If you thought the better than expected monsoon this year will boost water reservoirs and hydro power generation, you might need a rethink. Despite improved rainfall, the level of water in India’s 91 major reservoirs is below the long-period average and hydel generation this fiscal is down by over a tenth.
Fresh data sourced from the Indian Meteorological Department (IMD) shows an overall 7 per cent rise in rainfall at 16.5 mm in the current monsson season when compared to last year. However, water reservoir levels aross the country stands at 45 per cent of total capacity as compared to the ten year-average of 47 per cent.

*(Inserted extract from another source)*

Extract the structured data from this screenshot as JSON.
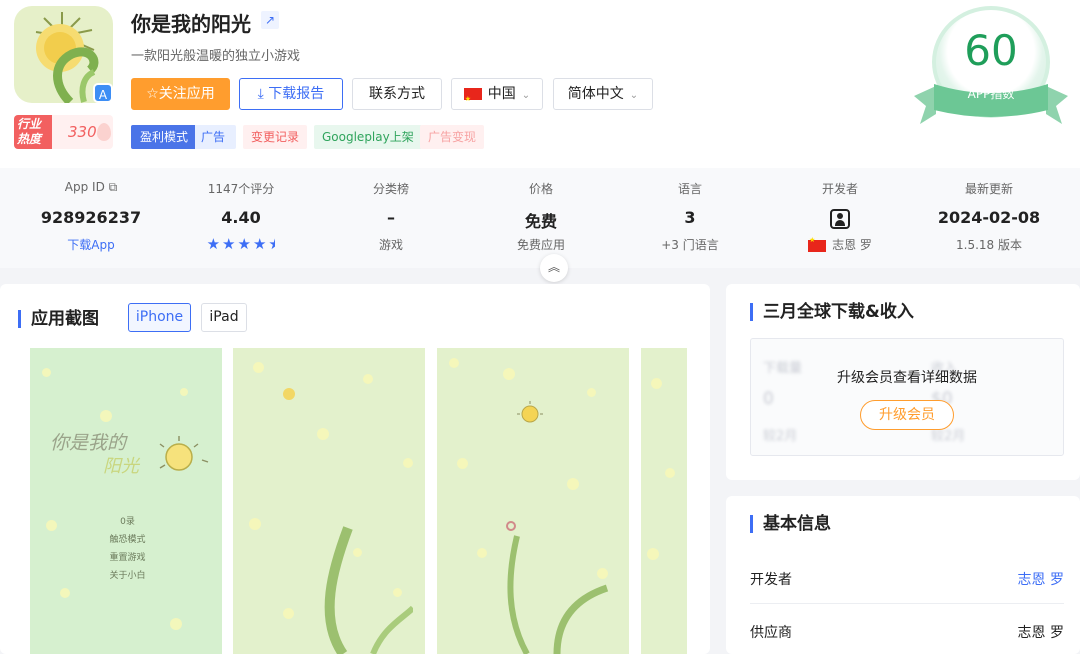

Also, overall hydro power generation dipped 11 per cent to 30.8 billion units in the first quarter current fiscal as against 34.7 billion units in the same period last year, according to the latest Central Electricity Authority data.
Experts attribute the unexpected development to a combination of low energy demand and poor reservoir levels in the suthern states. “Hydro power generation has fallen short largely on account of poor inflows to reservoirs in southern states, especially in Karnataka, Kerala, Andhra and Telangana,” said Kameshwara Rao, Partner at accounting and consultancy firm PwC.
He added the combination of two factors — poor reservoir levels and low energy demand — makes hydro plants adopt a strategy to improve storage and minimise power generation to levels just adequate for maintaining required flow. “This gives them flexibility of energy source later when demand pick up,” Rao said.
India has a total installed power generation capacity of around 300,000 Megawatt. Hydro power plants account for around 17 per cent of this capacity. Thermal plants account for a bulk of the rest of the capacity. The country generated 296 Billion Units of power in the quarter ended June, up 9 per cent over the last year’s 272 billion units.
The overall improvement in power availability has impacted spot market prices of the commodity which fell ten per cent to Rs 2.31 per unit in the April-June 2016 period as compared to the same period last fiscal.
Power is one of the eight core infrastructure sectors which have a combined weight of 38 per cent in the Index of Industrial Production (IIP). The core sectors of the economy registered a 5.2 per cent yearon-year increase in June led by better-than-expected performance of the power, coal and cement sectors.
By : Yaruqhullah Khan